Please support us by disabling your ad blocker on our site.

Sophomore Kaitlyn Cumiskey (right) during the game against Northwestern at Penn Park on April 3. Credit: Samantha Turner

Kaitlyn Cumiskey didn't grow up in a lacrosse-first house. Nobody in her family had ever played before, and she had never even heard of the sport growing up.

Now, though, the sophomore midfielder has become a vital piece of the Penn women's lacrosse team, as she currently sits tied for second on the team in goals scored this season with 12, and third on the team in total points with 15.

In the second grade, Cumiskey's neighbor gave her a couple of used lacrosse sticks. Shortly after that, Cumiskey's father signed her and her brother up for a clinic. From there, Cumiskey fell in love with the sport that now makes up one of the biggest parts of her life.

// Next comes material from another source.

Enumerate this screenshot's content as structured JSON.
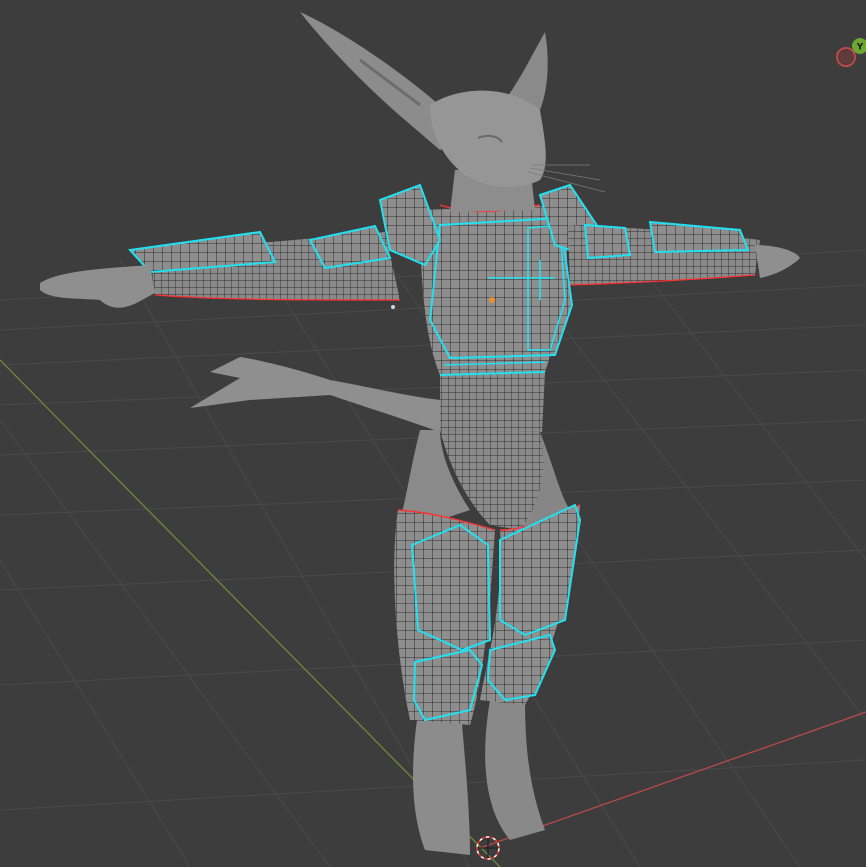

Once the Cumiskey siblings were introduced to lacrosse, the sport became a family affair. While Cumiskey's brother and sister eventually moved on to other sports, the New Providence, N.J., native's love for lacrosse persisted. When Cumiskey decided she wanted to play the sport at the next level, her family became instrumental in helping her navigate the complex recruiting process. 

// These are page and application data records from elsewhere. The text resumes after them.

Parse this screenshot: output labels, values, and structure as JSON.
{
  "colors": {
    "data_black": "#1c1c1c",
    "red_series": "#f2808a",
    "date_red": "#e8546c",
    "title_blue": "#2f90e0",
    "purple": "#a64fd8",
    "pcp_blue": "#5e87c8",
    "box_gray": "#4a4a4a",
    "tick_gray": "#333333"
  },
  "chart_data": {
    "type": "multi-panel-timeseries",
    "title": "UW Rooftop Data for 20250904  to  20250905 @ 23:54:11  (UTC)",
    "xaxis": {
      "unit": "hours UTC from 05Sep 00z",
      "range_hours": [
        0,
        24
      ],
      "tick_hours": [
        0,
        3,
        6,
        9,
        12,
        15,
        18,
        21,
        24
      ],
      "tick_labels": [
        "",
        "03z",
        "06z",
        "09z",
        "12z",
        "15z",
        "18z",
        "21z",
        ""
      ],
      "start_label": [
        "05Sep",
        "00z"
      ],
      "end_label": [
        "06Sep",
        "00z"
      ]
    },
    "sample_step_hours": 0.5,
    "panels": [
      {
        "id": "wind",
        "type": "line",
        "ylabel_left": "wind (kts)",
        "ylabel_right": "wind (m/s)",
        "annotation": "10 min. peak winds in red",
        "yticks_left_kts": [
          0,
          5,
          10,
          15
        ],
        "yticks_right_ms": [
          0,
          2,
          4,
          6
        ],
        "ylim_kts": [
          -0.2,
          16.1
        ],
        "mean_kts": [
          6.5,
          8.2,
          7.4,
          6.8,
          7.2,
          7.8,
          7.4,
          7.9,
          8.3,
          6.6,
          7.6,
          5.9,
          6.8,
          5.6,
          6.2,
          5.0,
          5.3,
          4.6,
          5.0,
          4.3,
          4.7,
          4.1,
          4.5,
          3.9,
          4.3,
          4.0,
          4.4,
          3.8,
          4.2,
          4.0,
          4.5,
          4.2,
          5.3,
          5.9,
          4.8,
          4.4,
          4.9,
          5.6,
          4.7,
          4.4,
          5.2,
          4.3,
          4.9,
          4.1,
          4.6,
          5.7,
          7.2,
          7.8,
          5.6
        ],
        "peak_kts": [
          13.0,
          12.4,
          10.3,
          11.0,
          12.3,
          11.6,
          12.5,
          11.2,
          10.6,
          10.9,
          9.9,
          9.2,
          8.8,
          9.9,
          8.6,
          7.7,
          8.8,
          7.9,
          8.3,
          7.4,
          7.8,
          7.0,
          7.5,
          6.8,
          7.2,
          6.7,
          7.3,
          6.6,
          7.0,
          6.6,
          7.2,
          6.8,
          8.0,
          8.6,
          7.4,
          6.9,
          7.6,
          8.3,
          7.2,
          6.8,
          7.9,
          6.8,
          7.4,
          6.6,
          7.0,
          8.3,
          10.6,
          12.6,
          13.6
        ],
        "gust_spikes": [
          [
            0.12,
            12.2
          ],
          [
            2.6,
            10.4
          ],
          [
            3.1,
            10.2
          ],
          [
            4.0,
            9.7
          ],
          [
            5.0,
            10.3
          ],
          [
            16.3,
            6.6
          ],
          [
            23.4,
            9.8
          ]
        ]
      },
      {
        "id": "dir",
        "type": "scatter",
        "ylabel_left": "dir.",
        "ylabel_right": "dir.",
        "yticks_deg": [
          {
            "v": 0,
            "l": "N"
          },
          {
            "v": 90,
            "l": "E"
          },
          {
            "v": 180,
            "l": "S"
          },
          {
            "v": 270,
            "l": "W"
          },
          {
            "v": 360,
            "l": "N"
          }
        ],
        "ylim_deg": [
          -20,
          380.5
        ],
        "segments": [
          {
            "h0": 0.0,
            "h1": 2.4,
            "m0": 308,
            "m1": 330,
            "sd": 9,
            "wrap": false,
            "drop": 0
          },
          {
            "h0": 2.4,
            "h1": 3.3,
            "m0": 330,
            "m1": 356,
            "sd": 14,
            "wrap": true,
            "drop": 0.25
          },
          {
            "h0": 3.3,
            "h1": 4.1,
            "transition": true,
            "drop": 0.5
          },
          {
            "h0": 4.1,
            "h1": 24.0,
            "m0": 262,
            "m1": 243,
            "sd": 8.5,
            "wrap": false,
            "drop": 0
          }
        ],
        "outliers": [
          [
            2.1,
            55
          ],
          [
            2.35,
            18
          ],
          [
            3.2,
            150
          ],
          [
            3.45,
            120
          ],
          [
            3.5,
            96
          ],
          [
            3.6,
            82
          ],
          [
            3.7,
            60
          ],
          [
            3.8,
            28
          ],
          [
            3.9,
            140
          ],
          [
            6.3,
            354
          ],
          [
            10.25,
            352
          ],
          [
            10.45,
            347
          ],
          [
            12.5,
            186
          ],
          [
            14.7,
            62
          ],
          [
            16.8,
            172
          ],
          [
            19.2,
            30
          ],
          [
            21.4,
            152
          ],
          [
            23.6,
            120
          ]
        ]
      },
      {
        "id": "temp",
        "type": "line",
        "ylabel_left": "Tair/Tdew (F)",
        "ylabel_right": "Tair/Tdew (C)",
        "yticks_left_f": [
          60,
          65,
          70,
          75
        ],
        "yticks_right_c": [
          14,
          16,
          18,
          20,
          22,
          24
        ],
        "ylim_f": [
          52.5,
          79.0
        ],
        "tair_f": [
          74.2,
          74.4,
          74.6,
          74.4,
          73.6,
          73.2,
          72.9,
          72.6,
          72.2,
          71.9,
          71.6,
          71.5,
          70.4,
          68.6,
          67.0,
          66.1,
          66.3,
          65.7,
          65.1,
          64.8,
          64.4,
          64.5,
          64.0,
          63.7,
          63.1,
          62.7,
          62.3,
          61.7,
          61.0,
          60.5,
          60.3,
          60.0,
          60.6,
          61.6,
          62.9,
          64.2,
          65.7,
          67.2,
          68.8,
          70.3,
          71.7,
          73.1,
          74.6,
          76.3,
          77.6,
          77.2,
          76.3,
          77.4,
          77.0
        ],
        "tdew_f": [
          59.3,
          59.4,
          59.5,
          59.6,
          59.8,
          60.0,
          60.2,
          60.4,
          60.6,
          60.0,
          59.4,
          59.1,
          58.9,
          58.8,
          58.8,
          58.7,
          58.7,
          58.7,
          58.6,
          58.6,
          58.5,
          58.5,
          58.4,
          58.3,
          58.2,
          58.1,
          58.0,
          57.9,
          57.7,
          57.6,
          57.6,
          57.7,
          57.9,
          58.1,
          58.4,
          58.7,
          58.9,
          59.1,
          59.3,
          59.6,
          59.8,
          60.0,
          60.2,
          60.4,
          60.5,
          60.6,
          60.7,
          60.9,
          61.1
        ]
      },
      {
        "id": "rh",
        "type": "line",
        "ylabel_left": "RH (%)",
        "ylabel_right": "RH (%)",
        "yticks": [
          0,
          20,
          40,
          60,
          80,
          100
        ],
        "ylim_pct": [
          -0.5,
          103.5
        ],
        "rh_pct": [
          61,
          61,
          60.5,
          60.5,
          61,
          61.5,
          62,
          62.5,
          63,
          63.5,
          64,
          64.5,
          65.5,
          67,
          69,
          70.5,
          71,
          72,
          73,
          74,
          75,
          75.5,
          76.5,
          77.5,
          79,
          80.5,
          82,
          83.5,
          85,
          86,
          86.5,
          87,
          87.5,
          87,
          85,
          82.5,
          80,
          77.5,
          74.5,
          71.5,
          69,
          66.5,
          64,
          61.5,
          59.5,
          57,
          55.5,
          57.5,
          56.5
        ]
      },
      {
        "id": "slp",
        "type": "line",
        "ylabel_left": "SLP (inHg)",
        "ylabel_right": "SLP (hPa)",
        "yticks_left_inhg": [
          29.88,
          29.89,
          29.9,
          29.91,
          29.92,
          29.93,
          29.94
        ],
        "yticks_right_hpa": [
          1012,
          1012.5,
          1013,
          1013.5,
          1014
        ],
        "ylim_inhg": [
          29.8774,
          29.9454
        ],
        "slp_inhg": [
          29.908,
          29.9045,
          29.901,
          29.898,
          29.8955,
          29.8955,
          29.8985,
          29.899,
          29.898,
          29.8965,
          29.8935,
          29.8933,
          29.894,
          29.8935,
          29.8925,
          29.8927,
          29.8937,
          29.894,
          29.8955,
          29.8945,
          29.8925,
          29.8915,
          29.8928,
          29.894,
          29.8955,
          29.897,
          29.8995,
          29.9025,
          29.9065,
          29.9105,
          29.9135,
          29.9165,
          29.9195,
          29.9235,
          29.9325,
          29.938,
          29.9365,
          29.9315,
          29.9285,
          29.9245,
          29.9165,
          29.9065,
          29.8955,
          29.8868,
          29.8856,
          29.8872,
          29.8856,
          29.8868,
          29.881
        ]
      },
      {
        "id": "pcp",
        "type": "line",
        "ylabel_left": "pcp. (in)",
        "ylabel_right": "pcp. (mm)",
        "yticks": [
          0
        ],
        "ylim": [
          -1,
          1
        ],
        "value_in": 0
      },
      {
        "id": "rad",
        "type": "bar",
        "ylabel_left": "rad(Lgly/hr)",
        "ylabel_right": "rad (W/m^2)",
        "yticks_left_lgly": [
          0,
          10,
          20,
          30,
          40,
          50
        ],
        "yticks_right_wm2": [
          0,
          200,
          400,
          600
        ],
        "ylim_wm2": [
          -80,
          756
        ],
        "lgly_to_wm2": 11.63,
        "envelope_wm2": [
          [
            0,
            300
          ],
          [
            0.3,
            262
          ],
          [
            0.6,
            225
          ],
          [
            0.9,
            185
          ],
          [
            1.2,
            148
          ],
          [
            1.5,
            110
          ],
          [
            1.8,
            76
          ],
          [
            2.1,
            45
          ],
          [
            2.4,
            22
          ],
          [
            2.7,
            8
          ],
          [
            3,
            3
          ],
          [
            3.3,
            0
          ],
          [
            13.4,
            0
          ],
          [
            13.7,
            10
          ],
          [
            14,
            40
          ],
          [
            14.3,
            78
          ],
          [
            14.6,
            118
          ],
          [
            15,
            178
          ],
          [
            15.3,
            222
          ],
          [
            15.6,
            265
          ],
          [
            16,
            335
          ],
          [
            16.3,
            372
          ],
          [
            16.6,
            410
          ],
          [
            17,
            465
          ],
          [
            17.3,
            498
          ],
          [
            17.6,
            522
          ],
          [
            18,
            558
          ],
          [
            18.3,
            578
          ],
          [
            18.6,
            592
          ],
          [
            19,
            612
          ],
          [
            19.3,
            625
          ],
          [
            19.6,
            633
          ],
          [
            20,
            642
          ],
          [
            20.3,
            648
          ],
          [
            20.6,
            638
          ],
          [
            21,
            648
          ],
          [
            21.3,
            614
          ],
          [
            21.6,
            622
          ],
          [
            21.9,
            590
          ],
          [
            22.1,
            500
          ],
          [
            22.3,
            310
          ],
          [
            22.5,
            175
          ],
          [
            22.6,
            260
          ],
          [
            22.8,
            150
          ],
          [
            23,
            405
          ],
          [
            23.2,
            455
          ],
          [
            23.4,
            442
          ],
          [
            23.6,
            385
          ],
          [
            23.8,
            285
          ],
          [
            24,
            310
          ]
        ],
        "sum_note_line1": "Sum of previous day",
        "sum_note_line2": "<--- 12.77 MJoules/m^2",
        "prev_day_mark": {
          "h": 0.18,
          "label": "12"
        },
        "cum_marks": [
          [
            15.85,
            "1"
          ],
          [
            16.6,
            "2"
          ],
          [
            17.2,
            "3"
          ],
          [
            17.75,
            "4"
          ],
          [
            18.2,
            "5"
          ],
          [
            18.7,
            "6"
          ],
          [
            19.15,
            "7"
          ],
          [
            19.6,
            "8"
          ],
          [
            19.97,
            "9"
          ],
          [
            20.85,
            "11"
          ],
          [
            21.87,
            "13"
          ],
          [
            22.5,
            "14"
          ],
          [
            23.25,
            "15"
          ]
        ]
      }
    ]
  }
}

“They are the best support system out there,” Cumiskey said. “I have three younger siblings who all do their own sports, so that’s a lot for my parents to deal with. But they give us all so much attention and have really supported me. They knew it was so important for me to find the right school for me when committing, and [they] were really helpful then.”

When Cumiskey chose Penn, family was once again a driving theme. 

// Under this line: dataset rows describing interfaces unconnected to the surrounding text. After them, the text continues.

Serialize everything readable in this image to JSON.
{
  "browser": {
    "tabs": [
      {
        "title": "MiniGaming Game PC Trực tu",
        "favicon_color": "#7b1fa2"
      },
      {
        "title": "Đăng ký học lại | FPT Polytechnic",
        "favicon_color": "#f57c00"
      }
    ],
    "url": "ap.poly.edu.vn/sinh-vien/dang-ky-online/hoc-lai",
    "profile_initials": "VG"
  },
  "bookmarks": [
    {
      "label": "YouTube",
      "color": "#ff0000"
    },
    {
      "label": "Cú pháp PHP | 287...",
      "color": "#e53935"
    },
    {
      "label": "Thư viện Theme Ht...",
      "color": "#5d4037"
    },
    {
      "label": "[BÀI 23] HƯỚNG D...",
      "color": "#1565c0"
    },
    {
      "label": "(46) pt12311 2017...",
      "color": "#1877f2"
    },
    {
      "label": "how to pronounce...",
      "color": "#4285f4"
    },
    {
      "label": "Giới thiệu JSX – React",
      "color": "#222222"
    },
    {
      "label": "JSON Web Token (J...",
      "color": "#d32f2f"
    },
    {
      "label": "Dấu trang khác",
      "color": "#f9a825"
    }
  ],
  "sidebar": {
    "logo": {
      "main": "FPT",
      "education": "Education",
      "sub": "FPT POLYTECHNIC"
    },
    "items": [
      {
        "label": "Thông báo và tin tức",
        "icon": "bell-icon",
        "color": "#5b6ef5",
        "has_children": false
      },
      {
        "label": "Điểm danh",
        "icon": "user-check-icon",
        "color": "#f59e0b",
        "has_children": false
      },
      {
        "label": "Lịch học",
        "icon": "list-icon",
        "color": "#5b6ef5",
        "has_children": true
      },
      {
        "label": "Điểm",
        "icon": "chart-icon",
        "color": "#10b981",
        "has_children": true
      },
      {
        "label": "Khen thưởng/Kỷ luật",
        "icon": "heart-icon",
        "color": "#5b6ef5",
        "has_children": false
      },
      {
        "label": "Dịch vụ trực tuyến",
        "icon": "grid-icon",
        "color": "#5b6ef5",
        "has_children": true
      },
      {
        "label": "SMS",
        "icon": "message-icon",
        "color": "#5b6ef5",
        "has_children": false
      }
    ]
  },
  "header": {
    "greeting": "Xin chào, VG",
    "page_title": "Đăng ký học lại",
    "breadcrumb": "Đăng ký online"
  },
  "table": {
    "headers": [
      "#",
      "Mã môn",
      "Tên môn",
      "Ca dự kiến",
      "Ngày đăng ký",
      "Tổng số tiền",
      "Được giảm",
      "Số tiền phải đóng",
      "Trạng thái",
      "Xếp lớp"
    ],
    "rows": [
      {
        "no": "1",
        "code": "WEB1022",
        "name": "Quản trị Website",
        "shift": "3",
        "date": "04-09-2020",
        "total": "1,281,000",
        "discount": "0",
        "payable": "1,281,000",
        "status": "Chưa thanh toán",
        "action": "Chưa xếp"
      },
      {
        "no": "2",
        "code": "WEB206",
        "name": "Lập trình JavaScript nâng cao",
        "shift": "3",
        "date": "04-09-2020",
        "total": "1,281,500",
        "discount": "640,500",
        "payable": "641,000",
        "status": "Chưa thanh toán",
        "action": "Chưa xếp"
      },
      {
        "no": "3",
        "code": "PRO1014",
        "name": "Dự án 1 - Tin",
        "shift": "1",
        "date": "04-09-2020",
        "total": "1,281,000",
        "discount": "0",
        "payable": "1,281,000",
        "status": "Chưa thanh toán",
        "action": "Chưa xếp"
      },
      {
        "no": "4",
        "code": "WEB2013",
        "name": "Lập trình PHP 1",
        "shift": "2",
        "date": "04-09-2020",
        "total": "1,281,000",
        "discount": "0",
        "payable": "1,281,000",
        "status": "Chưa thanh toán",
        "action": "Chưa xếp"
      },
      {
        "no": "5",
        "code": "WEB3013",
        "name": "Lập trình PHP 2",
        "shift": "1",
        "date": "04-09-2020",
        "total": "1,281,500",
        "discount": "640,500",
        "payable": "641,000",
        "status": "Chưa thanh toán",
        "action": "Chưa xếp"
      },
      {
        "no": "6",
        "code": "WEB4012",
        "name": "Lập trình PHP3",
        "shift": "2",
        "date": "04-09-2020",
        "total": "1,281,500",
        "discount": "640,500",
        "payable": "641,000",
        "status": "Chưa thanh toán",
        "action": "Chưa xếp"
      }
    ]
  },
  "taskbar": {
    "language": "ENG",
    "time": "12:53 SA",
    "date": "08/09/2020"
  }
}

“The team was very welcoming and nice, answering any questions I had,” Cumiskey said. “At such a young age, this decision is confusing, and I liked that the team was very much a family and that I would have another home here. That was a big part of why I committed to Penn.” 

The team itself was eager to welcome Cumiskey into that family, with coach Karin Corbett recognizing her intelligence on the field.

“I think she has a ton of game sense,” Corbett said. “She understands the game situation and reads her player well. She can play both ends of the field and gets to her side. In high school, she stepped up on her team and was the kid they used to go to. That stood out to me.” 

Coming into Penn brought with it an untraditional student-athlete experience for Cumiskey, who, along with the rest of the Ivy League, was sidelined by the pandemic. 

“Last year was definitely difficult considering the fact that other teams got the chance to play,” Cumiskey said. “We had many good team captains and leaders that really focused on us and helped us practice and [made] sure we kept improving for when we compete again.” 

Cumiskey’s decision to pick Penn for the team’s camaraderie was rewarded, as the upperclassmen helped make the most of their situation. 

“In the fall, we were not able to get on campus, but we were lucky enough to come off campus and meet with the team to get to know people,” Cumiskey said. “In [the] spring, there was no season and the captains really ingrained into us that we still get to be out here and that every day is an opportunity to grow and improve.” 

Once the season was underway, the jump from high school was apparent to Cumiskey, who particularly felt the effects of not playing from last year. 

“Since our team is fairly young, we are still growing,” Cumiskey said. “I would say that experience is what I need. I want to be able to play offense and defense well, and I see every game as a learning opportunity.”

This need for game experience is reiterated by Corbett, who sees the potential for even more growth with game time. 

“It’s a big jump — it is so much more physical,” Corbett said. “She has steadily improved and made a big improvement from high school to now. The improvement realistically will come this year, when she gets to actually play in matches as opposed to just practicing.”

Corbett sees Cumiskey's ability to visualize the bigger picture during the pressure points of a game as her biggest asset, saying that she has an innate talent for creating plays despite her quieter nature. 

Because of that talent among a number of other factors, Corbett believes Cumiskey has the potential to grow into a truly special player as she develops into a veteran on Penn women's lacrosse. 

“I think for her, the sky is the limit," Corbett said. "It really depends on what her goals are and how much she is willing to put in. She has an innate sense and an ability on the field to be a very big player for us.”